Just remember that this essay is about you, not the opinions or actions of other people. So while you will be speaking about how you challenged someone else’s beliefs or ideas, make sure the focus is on the decision you made to act, what prompted that decision, what impact it had on you, and what that experience reflects about you as an individual, as a citizen, as a member of a larger community (like the community of students at your #1 college, for example). YOU are the moral of this story, so don’t stray from that focus, no matter how hard it may be for you to toot your own horn. You have permission to brag, just this once! Don’t miss my next blog on Common Application Essay Question # 4.

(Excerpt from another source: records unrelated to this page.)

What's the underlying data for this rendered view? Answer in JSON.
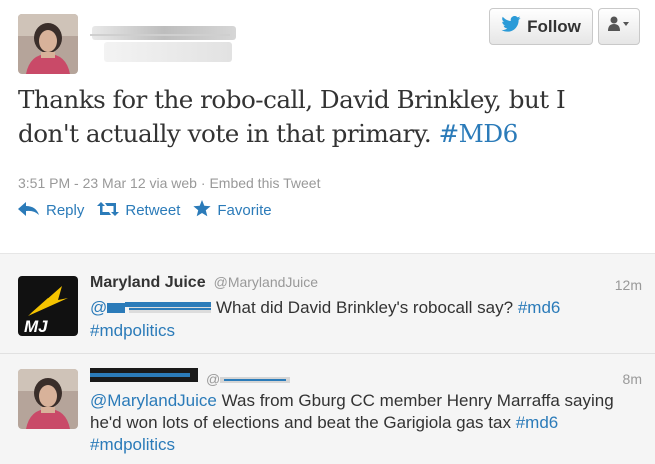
{
  "header": {
    "follow_label": "Follow"
  },
  "main_tweet": {
    "text_line1": "Thanks for the robo-call, David Brinkley, but I",
    "text_line2": "don't actually vote in that primary.",
    "hashtag": "#MD6",
    "timestamp": "3:51 PM - 23 Mar 12 via web",
    "separator": "·",
    "embed_label": "Embed this Tweet",
    "actions": {
      "reply": "Reply",
      "retweet": "Retweet",
      "favorite": "Favorite"
    }
  },
  "replies": [
    {
      "name": "Maryland Juice",
      "handle": "@MarylandJuice",
      "time": "12m",
      "mention_prefix": "@",
      "text_tail": " What did David Brinkley's robocall say?",
      "hashtag1": "#md6",
      "hashtag2": "#mdpolitics",
      "avatar_text": "MJ"
    },
    {
      "handle_prefix": "@",
      "time": "8m",
      "mention": "@MarylandJuice",
      "text1": " Was from Gburg CC member Henry Marraffa saying",
      "text2": "he'd won lots of elections and beat the Garigiola gas tax",
      "hashtag1": "#md6",
      "hashtag2": "#mdpolitics"
    }
  ],
  "colors": {
    "link": "#2b7bb9",
    "meta": "#999999",
    "text": "#333333",
    "reply_bg": "#f5f5f5",
    "mj_yellow": "#f5c400"
  }
}
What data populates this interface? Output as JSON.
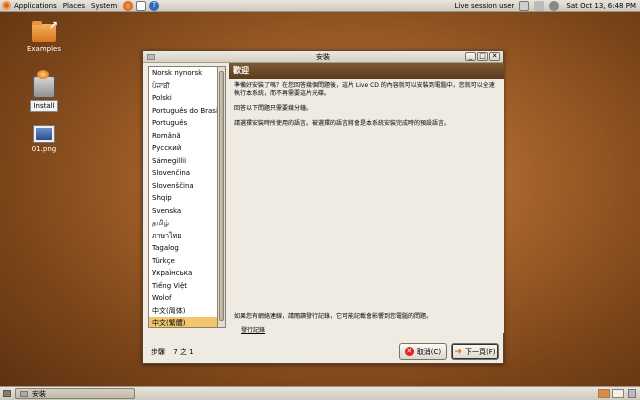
{
  "topbar": {
    "menus": [
      "Applications",
      "Places",
      "System"
    ],
    "session": "Live session user",
    "clock": "Sat Oct 13,  6:48 PM"
  },
  "desktop": {
    "icons": [
      {
        "label": "Examples",
        "icon": "folder-icon"
      },
      {
        "label": "Install",
        "icon": "install-disk-icon"
      },
      {
        "label": "01.png",
        "icon": "image-file-icon"
      }
    ]
  },
  "window": {
    "title": "安裝",
    "languages": [
      "Norsk nynorsk",
      "ਪੰਜਾਬੀ",
      "Polski",
      "Português do Brasil",
      "Português",
      "Română",
      "Русский",
      "Sámegillii",
      "Slovenčina",
      "Slovenščina",
      "Shqip",
      "Svenska",
      "தமிழ்",
      "ภาษาไทย",
      "Tagalog",
      "Türkçe",
      "Українська",
      "Tiếng Việt",
      "Wolof",
      "中文(简体)",
      "中文(繁體)"
    ],
    "selected_language": "中文(繁體)",
    "heading": "歡迎",
    "para1": "準備好安裝了嗎？在您回答幾個問題後，這片 Live CD 的內容就可以安裝到電腦中，您就可以全速執行本系統，而不再需要這片光碟。",
    "para2": "回答以下問題只需要幾分鐘。",
    "para3": "請選擇安裝時所使用的語言。被選擇的語言將會是本系統安裝完成時的預設語言。",
    "para4": "如果您有網絡連線，請閱讀發行記錄，它可能記載會影響到您電腦的問題。",
    "release_notes_link": "發行記錄",
    "step_label": "步驟",
    "step_value": "7 之 1",
    "cancel_label": "取消(C)",
    "next_label": "下一頁(F)"
  },
  "bottombar": {
    "task_label": "安裝"
  },
  "colors": {
    "header_bg": "#6b4a28",
    "selection": "#f2c76b",
    "panel": "#e9e5dc"
  }
}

Katrina Oko-Odoi is the Founder and Chief Editor of EditingWorm.com, a writing and editing company specializing in academic writing. For more insight into college essay editing and more, follow her blog: http://editingworm.com/blog/ 

Bobby Touran is the founder and CEO of ApplyKit. ApplyKit helps students manage their entire college application process and also provides key resources to help them excel every step of the way.